Only the lines from the line containing "What's the underlying" to the end of the entries, both included, belong in your answer, and each must match exactly.

'''

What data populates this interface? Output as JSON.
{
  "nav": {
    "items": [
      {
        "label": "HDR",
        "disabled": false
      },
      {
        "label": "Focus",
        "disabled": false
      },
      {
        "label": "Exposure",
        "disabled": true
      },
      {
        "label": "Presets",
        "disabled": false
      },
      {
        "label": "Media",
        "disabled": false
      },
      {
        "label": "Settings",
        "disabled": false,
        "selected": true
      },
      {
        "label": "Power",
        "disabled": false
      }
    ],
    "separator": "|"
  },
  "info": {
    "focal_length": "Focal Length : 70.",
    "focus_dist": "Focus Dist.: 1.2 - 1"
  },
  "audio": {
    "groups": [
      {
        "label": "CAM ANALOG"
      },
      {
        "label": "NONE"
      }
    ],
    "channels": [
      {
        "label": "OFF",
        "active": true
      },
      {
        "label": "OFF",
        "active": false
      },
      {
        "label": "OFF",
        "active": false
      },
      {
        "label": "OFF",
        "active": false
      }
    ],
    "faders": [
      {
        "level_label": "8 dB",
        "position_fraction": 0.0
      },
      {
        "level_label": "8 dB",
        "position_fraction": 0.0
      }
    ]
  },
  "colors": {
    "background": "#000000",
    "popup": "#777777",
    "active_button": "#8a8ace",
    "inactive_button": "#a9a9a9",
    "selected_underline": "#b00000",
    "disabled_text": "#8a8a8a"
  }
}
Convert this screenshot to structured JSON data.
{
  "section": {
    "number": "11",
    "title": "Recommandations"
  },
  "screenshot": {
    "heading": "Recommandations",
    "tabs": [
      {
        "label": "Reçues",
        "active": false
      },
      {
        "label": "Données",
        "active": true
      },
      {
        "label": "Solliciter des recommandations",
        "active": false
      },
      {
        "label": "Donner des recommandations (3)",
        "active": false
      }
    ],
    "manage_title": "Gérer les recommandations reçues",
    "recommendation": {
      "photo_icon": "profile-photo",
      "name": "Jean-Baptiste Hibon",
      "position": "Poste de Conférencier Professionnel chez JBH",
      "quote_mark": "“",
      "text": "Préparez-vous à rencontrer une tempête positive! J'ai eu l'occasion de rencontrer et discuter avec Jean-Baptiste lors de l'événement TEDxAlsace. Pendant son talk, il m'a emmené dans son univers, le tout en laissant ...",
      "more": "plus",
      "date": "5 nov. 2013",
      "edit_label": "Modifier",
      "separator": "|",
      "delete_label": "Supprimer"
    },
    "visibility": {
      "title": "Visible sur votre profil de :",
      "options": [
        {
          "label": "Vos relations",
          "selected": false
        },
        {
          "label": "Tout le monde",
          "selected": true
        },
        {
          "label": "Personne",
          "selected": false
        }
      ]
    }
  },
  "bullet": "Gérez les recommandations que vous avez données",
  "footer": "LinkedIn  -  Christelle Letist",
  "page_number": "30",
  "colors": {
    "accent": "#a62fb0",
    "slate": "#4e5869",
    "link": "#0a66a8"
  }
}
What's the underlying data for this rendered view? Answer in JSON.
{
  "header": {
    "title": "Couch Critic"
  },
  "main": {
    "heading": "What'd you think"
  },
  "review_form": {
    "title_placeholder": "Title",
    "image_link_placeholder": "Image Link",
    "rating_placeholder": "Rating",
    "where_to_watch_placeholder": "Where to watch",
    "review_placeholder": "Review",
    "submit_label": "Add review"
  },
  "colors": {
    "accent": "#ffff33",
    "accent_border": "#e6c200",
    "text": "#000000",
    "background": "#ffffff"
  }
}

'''

_Reply to the task:_
What's the underlying data for this rendered view? Answer in JSON.
{
  "header": {
    "title": "Couch Critic"
  },
  "main": {
    "heading": "What'd you think"
  },
  "review_form": {
    "title_placeholder": "Title",
    "image_link_placeholder": "Image Link",
    "rating_placeholder": "Rating",
    "where_to_watch_placeholder": "Where to watch",
    "review_placeholder": "Review",
    "submit_label": "Add review"
  },
  "colors": {
    "accent": "#ffff33",
    "accent_border": "#e6c200",
    "text": "#000000",
    "background": "#ffffff"
  }
}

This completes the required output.